Not a lot to say here. It’s better than the second, not as good as the first. The story feels a bit musty and yesterday, with the enigmatic Bin Laden-esque villain. Tony Stark’s post-Avengers Stress Disorder is somewhat hokey, and the action sequences are not up to snuff.
What works is Robert Downey Jr. and his take on the character. Downey seems a bit tired, but his snarky attitude, obvious intelligence, and most especially his approach to the character’s humor make it a joy to be around this guy again. Downey delivers the lines with a laser intensity and speed as if his brain is already onto the next point (which it is) and that the time it takes to actually deliver the line is a necessary evil that he has to execute so that he can get on to the next thing. This fan of the series would have much preferred more Tony, more Tony and Pepper (Gwyneth Paltrow), less suspension of disbelief over the plot developments, fewer explosions, no PTSD, and a more subtle villain. But that’s just me.

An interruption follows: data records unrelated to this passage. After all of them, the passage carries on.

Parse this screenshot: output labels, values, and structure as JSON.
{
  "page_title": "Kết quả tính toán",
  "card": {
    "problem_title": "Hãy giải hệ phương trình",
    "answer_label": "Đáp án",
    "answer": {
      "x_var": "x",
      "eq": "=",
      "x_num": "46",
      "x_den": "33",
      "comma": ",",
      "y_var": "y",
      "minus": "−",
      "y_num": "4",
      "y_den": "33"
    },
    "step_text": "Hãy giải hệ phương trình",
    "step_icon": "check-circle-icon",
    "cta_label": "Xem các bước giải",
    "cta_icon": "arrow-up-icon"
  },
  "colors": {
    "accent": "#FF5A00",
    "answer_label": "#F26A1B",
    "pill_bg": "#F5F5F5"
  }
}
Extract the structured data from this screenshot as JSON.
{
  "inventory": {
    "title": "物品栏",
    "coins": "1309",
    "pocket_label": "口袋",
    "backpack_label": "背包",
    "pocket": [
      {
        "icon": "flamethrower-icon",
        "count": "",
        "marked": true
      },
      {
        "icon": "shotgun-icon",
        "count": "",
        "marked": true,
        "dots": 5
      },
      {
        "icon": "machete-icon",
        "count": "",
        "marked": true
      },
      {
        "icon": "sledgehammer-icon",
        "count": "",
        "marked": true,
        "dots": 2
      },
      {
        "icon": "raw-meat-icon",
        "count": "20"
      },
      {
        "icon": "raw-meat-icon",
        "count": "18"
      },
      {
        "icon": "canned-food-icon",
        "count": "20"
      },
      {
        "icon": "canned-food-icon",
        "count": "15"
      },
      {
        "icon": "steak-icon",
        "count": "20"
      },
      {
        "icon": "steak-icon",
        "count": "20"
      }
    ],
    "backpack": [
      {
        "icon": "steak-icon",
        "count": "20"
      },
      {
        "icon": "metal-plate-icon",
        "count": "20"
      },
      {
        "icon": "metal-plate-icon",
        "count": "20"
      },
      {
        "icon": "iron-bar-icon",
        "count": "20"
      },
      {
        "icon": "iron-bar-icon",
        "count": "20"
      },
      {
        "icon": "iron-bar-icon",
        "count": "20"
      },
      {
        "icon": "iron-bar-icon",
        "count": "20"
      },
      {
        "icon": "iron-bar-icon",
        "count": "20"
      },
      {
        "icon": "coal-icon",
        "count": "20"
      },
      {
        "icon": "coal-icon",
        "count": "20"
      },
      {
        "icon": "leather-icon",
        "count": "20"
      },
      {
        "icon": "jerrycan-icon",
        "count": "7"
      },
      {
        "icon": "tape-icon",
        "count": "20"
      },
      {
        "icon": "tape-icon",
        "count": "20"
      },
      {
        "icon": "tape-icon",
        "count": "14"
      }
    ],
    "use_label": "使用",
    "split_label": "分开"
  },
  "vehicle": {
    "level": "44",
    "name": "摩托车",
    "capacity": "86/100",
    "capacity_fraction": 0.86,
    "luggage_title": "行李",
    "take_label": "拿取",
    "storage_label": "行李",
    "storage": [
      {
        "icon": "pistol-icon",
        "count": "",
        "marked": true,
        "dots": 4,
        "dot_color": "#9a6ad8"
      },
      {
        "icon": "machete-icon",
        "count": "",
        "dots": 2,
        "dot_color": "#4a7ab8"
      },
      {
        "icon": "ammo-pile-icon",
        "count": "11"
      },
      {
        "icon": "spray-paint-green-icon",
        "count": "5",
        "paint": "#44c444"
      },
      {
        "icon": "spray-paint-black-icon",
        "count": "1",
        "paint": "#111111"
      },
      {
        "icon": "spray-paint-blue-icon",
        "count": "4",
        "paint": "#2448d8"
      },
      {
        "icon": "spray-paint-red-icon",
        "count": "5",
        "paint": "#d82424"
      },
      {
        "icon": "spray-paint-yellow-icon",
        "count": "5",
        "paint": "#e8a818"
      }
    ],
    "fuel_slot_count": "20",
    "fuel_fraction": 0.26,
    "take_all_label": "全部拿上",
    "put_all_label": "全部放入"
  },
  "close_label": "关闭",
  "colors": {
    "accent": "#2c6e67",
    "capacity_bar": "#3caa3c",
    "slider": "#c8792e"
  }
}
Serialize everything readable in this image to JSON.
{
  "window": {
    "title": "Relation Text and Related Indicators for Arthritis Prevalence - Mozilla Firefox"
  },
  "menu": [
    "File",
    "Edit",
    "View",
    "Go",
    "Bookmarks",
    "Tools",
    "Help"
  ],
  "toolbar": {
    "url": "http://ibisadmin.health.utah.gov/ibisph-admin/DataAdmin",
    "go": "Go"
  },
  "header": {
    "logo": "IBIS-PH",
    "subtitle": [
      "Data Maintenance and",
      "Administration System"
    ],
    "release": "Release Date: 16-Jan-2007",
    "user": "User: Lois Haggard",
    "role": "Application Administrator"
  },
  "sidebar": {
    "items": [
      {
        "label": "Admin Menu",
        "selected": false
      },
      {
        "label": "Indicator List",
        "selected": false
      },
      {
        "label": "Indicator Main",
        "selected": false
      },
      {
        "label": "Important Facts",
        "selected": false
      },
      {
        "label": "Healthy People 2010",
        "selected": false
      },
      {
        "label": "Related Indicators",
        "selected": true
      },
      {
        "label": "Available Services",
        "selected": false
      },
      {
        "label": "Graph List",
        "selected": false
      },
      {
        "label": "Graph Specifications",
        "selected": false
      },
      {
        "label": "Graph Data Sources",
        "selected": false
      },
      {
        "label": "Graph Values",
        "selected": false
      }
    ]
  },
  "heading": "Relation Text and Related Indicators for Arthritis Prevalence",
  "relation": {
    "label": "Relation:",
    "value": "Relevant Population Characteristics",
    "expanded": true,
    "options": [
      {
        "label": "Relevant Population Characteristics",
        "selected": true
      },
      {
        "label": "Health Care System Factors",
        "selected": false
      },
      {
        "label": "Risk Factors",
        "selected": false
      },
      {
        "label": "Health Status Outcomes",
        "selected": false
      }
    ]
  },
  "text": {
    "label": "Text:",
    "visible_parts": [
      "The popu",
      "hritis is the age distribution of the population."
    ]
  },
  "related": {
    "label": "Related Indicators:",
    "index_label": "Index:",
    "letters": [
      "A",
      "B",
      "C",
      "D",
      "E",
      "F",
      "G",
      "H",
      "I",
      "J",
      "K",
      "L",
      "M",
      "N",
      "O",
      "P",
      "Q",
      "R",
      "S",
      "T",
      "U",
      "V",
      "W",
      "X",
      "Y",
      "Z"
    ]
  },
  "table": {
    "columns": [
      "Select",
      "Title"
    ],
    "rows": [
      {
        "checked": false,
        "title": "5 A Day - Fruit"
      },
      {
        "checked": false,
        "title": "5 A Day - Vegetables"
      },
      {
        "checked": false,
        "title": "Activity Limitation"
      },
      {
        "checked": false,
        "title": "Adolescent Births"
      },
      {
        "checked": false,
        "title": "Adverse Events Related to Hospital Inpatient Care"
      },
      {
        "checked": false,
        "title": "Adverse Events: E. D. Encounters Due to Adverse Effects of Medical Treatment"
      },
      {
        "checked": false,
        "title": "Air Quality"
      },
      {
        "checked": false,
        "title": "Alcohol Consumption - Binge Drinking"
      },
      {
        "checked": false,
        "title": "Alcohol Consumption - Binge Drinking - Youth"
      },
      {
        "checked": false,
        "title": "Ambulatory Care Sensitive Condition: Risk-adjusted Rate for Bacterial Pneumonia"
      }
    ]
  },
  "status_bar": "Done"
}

Beyond the tired and consistently more ridiculous storyline, the direction is only adequate. It’s as if a student were writing a paper that hit all the necessary points, but only put them down on the page in proper order with no driving central organizing thesis, and little style. Director Shane Black, a screenwriter whose only previous directorial credit is Kiss, Kiss, Bang, Bang, shows us everything we need to understand what’s going on, but the action sequences lack pop, and a there is a certain blandness of tone throughout. All the information is there; what’s missing is attitude and energy beyond that supplied by the lead actor.
Iron Man, especially as embodied by RDJ, is one of the great movie superheroes. Visiting him is always a pleasure. This film, however, is not. But memories of being with him will probably outlast memories of the film, which will likely fall out of one’s head in a few hours.